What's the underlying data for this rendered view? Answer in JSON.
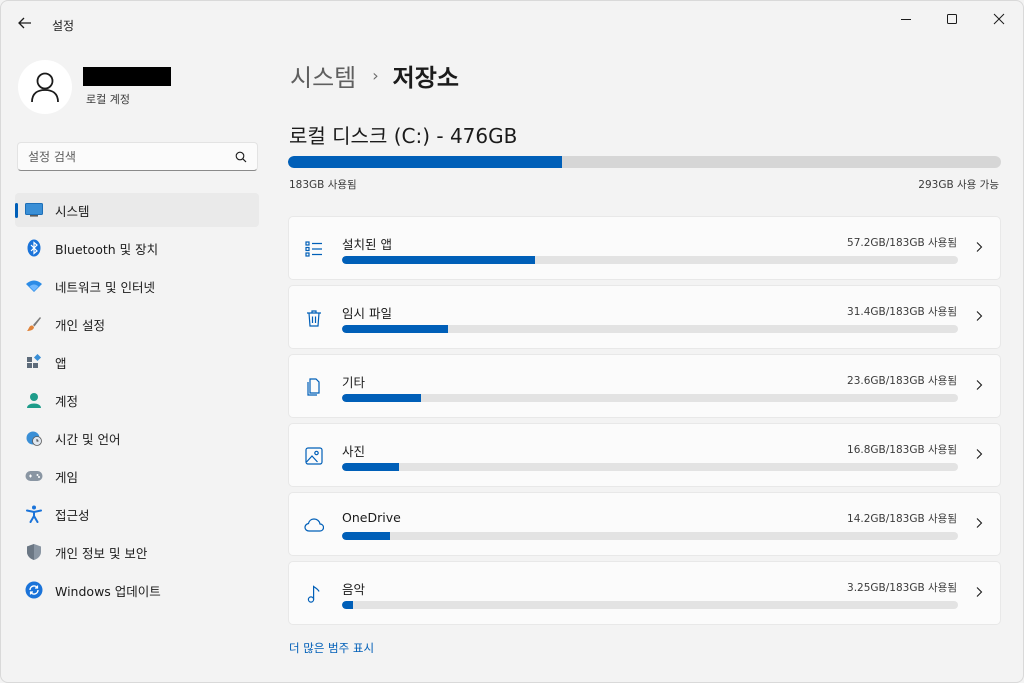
{
  "app": {
    "title": "설정"
  },
  "profile": {
    "subtitle": "로컬 계정"
  },
  "search": {
    "placeholder": "설정 검색"
  },
  "nav": {
    "items": [
      {
        "label": "시스템",
        "icon": "system-icon",
        "active": true
      },
      {
        "label": "Bluetooth 및 장치",
        "icon": "bluetooth-icon"
      },
      {
        "label": "네트워크 및 인터넷",
        "icon": "wifi-icon"
      },
      {
        "label": "개인 설정",
        "icon": "brush-icon"
      },
      {
        "label": "앱",
        "icon": "apps-icon"
      },
      {
        "label": "계정",
        "icon": "account-icon"
      },
      {
        "label": "시간 및 언어",
        "icon": "globe-clock-icon"
      },
      {
        "label": "게임",
        "icon": "gamepad-icon"
      },
      {
        "label": "접근성",
        "icon": "accessibility-icon"
      },
      {
        "label": "개인 정보 및 보안",
        "icon": "shield-icon"
      },
      {
        "label": "Windows 업데이트",
        "icon": "update-icon"
      }
    ]
  },
  "breadcrumb": {
    "parent": "시스템",
    "separator": "›",
    "current": "저장소"
  },
  "disk": {
    "title": "로컬 디스크 (C:) - 476GB",
    "used_label": "183GB 사용됨",
    "free_label": "293GB 사용 가능",
    "used_fraction": 0.3845
  },
  "categories": [
    {
      "label": "설치된 앱",
      "usage": "57.2GB/183GB 사용됨",
      "fraction": 0.3126,
      "icon": "apps-list-icon"
    },
    {
      "label": "임시 파일",
      "usage": "31.4GB/183GB 사용됨",
      "fraction": 0.1716,
      "icon": "trash-icon"
    },
    {
      "label": "기타",
      "usage": "23.6GB/183GB 사용됨",
      "fraction": 0.129,
      "icon": "documents-icon"
    },
    {
      "label": "사진",
      "usage": "16.8GB/183GB 사용됨",
      "fraction": 0.0918,
      "icon": "image-icon"
    },
    {
      "label": "OneDrive",
      "usage": "14.2GB/183GB 사용됨",
      "fraction": 0.0776,
      "icon": "cloud-icon"
    },
    {
      "label": "음악",
      "usage": "3.25GB/183GB 사용됨",
      "fraction": 0.0178,
      "icon": "music-icon"
    }
  ],
  "more_link": "더 많은 범주 표시",
  "colors": {
    "accent": "#005fb8",
    "track": "#e3e3e3",
    "background": "#f3f3f3"
  }
}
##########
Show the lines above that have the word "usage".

> [Output below]:
      "usage": "57.2GB/183GB 사용됨",
      "usage": "31.4GB/183GB 사용됨",
      "usage": "23.6GB/183GB 사용됨",
      "usage": "16.8GB/183GB 사용됨",
      "usage": "14.2GB/183GB 사용됨",
      "usage": "3.25GB/183GB 사용됨",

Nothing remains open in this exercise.